You may recall that sometime last month, an anonymous actress filed a lawsuit against Amazon.com subsidiary IMDb for posting her true age and legal name on her profile. The plaintiff, identified only as Jane Doe, charged that the site had damaged her career by revealing information she’d been careful to hide lest casting directors reject her for being too old.
Now the movie site has responded, and as you might expect, they aren’t happy. IMDb has filed a motion to dismiss the case, blasting the actress as “selfish” and the case as “frivolous.” Ironically, the site — which the plaintiff has accused of fraud, among other things — argues in its statement that the actress herself is attempting to perpetuate fraud. More details after the jump.
Jane Doe originally sued the company for “breach of contract, fraud, and violation of privacy,” demanding over $1 million in damages plus a restraining order. In her complaint, the actress stated that she had “suffered a substantial decrease in acting credits, employment opportunities and earnings since Defendants’ addition of Plaintiff’s legal date of birth to the Internet Movie Database,” owing to the “youth is king” attitude prevalent in Hollywood. The plaintiff alleged that IMDb obtained her information when she used her credit card to sign up for an IMDb Pro account, and that the site then posted her legal name and birth date without her permission.
IMDb, for its part, filed a motion last week to dismiss the case unless the woman reveals herself. For one thing, it claims, it’s not just in the legal right, but in the moral right to not not aid the actress in “[deceiving] the public and prospective employers about her age.” Argues the database (via The Hollywood Reporter):
Truth and justice are philosophical pillars of this Court. The perpetuation of fraud, even for an actor’s career, is inconsistent with these principals. Plaintiff’s attempt to manipulate the federal court system so she can censor iMDb’s display of her birth date and pretend to the world that she is not 40 years old is selfish, contrary to the public interest and a frivolous abuse of this Court’s resources.”
On a more practical level, the site also argues that allowing the actress to remain anonymous puts IMDb at a disadvantage, as it “cannot fairly defend against the Complaint in this case with the identity of the plaintiff secreted.” Plaintiffs in the 9th Circuit are allowed to keep their identities hidden in cases where the plaintiffs might suffer from “harassment, injury, ridicule or personal embarrassment” if they are revealed. However, IMDb believes that plaintiff’s anonymity is not justified in this case.
Not that IMDb is completely in the dark about the mystery actress’ identity — the site actually says it is “confident” it knows who she is, though it cannot be totally certain unless the woman comes forward. If she is in fact who the site suspects, the current lawsuit is the latest in a years-long dispute between her and the site. Three years ago, the actress attempted to have her birthdate changed by sending copies of her birth certificate and passport to the IMDb offices, but as certain information redacted, IMDb refused to make the changes. The same individual then sent another letter this past May through a new lawyer, threatening a class action lawsuit. IMDb ignored the warning.
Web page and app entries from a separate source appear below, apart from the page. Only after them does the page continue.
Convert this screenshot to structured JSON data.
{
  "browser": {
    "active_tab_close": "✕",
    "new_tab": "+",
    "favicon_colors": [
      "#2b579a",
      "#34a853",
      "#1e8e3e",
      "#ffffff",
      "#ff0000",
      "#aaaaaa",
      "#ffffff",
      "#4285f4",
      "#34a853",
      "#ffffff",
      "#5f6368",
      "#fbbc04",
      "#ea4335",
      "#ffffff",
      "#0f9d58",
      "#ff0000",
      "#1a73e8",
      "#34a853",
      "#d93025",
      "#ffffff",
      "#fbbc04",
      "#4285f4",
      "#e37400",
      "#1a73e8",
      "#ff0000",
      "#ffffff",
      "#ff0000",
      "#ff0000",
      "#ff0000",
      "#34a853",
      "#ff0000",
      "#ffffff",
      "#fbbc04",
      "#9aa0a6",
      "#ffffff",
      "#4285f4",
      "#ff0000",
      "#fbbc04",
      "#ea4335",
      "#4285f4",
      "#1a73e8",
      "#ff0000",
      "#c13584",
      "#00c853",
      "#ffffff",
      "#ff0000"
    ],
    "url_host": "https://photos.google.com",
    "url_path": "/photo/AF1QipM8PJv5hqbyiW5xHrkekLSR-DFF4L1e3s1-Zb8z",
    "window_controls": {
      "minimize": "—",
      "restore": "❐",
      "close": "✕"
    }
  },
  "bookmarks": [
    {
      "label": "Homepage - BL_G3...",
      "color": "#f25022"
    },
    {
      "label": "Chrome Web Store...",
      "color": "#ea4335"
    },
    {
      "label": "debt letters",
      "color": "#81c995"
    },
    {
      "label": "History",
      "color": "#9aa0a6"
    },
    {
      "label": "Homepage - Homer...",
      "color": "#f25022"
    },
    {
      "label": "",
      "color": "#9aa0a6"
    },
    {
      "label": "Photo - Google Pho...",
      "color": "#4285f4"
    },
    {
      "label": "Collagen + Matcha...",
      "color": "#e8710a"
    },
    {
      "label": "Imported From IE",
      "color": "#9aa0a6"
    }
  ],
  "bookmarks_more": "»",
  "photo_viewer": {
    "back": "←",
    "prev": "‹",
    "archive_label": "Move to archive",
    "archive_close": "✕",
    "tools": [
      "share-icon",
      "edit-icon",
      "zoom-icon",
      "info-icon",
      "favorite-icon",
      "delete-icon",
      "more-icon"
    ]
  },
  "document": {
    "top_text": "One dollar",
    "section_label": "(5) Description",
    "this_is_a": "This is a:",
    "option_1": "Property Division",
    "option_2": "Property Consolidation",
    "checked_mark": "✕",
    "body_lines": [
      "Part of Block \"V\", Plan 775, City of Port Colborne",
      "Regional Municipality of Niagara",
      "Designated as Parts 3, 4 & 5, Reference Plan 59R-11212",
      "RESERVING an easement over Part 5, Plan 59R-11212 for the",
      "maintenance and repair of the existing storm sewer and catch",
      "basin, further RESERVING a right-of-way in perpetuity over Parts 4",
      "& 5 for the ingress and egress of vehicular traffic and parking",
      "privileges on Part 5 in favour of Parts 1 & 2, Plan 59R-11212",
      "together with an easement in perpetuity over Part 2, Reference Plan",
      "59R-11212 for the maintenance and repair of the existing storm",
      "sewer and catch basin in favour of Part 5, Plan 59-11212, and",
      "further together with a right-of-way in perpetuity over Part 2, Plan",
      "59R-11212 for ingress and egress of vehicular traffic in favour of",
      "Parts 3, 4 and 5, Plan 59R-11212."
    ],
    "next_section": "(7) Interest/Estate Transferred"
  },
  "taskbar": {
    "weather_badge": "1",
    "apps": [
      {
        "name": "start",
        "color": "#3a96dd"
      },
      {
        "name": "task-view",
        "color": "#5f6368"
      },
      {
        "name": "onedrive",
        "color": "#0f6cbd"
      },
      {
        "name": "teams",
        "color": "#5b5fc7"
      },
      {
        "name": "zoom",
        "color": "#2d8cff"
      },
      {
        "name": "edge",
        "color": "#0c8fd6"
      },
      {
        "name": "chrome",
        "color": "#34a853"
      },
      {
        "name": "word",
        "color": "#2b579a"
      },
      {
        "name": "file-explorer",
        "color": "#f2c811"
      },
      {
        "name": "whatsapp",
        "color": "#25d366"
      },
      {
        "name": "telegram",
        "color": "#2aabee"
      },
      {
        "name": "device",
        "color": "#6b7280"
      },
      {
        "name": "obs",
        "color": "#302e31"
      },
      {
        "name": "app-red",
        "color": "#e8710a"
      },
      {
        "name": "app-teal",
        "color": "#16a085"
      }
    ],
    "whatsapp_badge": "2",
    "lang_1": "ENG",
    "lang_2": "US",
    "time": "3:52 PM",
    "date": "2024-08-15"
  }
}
The actress’ initial lawsuit sparked talks between IMDb and various acting guilds including SAG and AFTRA, with the guilds arguing that IMDb had “a moral and legal obligation not to facilitate age discrimination in employment,” and calling for the site to change its policies. However, those conversations broke down, with the guilds condemning IMDb for facilitating age-based discrimination. As far as we know, nothing has changed at IMDb.